Brief = If a line in the data holds the string "with", list it.

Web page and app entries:
- Opening Delimiter -

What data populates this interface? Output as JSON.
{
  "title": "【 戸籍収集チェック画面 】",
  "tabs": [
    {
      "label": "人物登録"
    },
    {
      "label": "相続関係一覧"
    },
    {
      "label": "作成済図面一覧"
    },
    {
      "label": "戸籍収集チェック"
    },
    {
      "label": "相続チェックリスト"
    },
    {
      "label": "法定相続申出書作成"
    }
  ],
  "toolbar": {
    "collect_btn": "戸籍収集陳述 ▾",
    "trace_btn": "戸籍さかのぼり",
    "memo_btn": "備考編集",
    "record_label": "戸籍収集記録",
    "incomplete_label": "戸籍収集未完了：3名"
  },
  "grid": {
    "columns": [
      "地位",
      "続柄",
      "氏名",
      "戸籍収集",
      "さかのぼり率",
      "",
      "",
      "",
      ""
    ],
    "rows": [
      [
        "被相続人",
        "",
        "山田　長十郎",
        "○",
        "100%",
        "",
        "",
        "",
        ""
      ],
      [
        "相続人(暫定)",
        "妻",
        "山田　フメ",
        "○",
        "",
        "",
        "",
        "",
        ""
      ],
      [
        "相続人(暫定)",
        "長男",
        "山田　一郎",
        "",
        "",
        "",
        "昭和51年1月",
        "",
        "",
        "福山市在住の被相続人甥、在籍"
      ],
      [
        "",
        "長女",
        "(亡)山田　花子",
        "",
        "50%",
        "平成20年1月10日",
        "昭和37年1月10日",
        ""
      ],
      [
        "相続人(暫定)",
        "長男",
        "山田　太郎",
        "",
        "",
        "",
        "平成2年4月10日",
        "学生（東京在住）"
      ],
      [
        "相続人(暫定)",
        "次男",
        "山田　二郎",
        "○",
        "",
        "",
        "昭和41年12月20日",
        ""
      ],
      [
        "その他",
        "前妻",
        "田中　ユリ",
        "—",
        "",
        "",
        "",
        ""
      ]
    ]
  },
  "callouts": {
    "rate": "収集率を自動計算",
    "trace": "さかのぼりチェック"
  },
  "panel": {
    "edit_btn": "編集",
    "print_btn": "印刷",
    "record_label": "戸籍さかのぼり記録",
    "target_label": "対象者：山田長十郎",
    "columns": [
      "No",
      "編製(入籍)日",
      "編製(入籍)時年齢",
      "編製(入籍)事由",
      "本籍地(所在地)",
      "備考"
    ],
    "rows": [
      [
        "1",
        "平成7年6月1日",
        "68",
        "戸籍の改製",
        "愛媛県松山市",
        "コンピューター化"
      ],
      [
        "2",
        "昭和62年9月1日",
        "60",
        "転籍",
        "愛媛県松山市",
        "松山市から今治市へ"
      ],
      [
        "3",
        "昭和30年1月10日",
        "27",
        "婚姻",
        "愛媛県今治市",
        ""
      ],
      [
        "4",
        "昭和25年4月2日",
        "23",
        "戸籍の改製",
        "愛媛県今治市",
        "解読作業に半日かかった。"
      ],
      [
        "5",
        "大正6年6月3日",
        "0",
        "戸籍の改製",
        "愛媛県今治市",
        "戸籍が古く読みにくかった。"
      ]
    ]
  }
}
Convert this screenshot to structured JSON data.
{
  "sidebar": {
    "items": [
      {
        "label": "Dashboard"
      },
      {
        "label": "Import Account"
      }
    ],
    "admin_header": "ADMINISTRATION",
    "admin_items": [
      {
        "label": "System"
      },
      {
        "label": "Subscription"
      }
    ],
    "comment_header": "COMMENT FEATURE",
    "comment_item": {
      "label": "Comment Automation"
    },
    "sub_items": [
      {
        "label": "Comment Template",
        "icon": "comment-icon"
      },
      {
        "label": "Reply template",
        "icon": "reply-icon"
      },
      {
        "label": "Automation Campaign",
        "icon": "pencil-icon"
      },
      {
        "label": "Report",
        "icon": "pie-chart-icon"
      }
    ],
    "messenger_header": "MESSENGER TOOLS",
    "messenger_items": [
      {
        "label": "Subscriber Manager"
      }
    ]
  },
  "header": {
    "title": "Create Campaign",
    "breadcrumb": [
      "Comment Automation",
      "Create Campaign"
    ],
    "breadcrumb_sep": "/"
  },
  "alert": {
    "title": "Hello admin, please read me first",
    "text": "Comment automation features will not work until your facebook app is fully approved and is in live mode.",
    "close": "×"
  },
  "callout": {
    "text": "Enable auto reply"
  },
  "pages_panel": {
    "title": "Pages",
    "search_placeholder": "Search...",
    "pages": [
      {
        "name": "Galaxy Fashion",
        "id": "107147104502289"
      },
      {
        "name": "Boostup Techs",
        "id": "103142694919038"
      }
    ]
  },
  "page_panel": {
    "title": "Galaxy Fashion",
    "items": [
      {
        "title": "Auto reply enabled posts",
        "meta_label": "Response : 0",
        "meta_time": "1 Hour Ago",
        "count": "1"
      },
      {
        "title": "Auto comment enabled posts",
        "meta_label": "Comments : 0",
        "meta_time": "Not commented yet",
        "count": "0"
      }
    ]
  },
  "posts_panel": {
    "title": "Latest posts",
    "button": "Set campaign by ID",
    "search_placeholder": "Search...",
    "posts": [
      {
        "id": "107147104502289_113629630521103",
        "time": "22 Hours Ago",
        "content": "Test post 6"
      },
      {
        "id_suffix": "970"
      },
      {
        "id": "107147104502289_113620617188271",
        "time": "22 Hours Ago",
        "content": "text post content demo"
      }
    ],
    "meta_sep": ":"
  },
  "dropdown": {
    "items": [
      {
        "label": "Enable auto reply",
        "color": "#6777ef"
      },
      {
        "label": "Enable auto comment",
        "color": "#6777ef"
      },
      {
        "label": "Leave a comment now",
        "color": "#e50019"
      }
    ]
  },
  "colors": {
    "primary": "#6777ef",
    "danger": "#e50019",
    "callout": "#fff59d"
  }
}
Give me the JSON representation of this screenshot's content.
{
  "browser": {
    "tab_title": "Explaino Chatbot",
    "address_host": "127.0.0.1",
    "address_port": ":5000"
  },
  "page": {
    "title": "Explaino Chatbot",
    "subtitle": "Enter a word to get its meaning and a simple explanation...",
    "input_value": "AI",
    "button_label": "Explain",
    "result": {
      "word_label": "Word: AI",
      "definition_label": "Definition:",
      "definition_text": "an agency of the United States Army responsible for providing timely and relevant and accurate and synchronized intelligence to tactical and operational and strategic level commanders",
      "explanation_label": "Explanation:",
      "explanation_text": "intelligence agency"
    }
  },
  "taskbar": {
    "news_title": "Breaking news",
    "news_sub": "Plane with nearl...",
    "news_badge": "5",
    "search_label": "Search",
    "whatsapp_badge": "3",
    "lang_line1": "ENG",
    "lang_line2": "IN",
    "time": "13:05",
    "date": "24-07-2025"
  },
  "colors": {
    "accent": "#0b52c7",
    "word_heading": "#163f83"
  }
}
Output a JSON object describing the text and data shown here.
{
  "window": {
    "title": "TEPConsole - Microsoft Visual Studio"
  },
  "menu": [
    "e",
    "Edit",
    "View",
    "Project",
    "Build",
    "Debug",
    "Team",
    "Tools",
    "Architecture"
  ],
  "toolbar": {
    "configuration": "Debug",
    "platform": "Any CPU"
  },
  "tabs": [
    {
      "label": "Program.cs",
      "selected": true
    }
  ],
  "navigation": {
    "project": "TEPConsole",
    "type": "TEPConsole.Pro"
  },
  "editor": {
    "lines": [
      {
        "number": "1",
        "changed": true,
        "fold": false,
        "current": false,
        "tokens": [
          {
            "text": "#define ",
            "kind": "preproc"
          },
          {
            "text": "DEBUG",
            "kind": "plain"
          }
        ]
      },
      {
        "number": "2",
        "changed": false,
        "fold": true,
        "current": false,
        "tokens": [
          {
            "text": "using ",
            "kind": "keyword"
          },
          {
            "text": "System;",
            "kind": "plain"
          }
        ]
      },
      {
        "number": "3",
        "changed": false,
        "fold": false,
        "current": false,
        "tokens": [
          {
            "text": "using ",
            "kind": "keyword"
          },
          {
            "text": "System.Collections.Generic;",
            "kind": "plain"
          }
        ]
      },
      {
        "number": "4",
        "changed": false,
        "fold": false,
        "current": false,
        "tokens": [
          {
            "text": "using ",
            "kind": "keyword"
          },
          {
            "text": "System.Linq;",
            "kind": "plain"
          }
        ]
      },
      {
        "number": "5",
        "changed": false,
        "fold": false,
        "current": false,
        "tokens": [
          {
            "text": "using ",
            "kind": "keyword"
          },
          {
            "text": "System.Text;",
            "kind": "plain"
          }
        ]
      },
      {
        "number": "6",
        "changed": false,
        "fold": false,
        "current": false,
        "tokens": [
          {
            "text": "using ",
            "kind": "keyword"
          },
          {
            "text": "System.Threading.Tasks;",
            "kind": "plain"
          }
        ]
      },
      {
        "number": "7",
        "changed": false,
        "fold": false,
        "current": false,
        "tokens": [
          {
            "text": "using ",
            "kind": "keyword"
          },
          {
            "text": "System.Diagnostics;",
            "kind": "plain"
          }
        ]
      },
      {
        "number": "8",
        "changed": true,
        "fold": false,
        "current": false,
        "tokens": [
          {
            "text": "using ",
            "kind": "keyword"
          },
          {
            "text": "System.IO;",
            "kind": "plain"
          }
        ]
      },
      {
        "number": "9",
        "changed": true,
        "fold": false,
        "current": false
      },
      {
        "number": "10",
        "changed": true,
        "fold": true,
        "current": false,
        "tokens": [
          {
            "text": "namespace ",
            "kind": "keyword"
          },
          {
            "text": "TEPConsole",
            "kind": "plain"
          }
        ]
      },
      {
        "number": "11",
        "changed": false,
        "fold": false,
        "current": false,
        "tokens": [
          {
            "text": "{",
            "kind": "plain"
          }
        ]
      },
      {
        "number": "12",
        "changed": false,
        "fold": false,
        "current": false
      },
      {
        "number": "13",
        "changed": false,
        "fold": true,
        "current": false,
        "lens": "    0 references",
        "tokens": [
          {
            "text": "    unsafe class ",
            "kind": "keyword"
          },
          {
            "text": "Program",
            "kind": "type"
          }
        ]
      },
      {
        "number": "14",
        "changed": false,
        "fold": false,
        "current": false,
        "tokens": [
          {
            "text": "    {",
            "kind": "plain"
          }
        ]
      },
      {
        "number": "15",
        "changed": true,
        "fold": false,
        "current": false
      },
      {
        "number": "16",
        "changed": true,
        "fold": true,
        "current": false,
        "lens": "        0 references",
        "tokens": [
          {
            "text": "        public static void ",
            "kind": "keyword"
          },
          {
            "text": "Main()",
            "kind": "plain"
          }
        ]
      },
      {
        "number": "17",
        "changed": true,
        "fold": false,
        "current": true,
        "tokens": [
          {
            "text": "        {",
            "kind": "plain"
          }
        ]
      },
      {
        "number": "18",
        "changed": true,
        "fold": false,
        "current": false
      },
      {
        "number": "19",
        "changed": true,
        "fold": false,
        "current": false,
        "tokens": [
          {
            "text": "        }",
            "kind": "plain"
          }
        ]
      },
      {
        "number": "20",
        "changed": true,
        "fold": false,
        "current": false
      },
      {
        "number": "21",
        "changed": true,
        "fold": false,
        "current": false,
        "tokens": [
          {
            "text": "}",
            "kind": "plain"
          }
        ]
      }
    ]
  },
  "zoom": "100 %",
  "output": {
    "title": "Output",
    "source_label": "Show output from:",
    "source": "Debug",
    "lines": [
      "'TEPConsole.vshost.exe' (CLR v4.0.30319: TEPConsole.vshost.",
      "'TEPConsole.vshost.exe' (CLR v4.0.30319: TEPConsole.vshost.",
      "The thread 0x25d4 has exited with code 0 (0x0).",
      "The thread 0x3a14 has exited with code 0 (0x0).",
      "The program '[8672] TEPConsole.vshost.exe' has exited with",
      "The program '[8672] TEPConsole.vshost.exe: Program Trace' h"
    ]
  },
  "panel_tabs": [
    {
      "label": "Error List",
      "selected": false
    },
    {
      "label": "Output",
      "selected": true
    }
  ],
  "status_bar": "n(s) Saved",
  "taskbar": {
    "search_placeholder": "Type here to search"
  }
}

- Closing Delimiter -

Output of the exercise =
    "news_sub": "Plane with nearl...",
      "The thread 0x25d4 has exited with code 0 (0x0).",
      "The thread 0x3a14 has exited with code 0 (0x0).",
      "The program '[8672] TEPConsole.vshost.exe' has exited with",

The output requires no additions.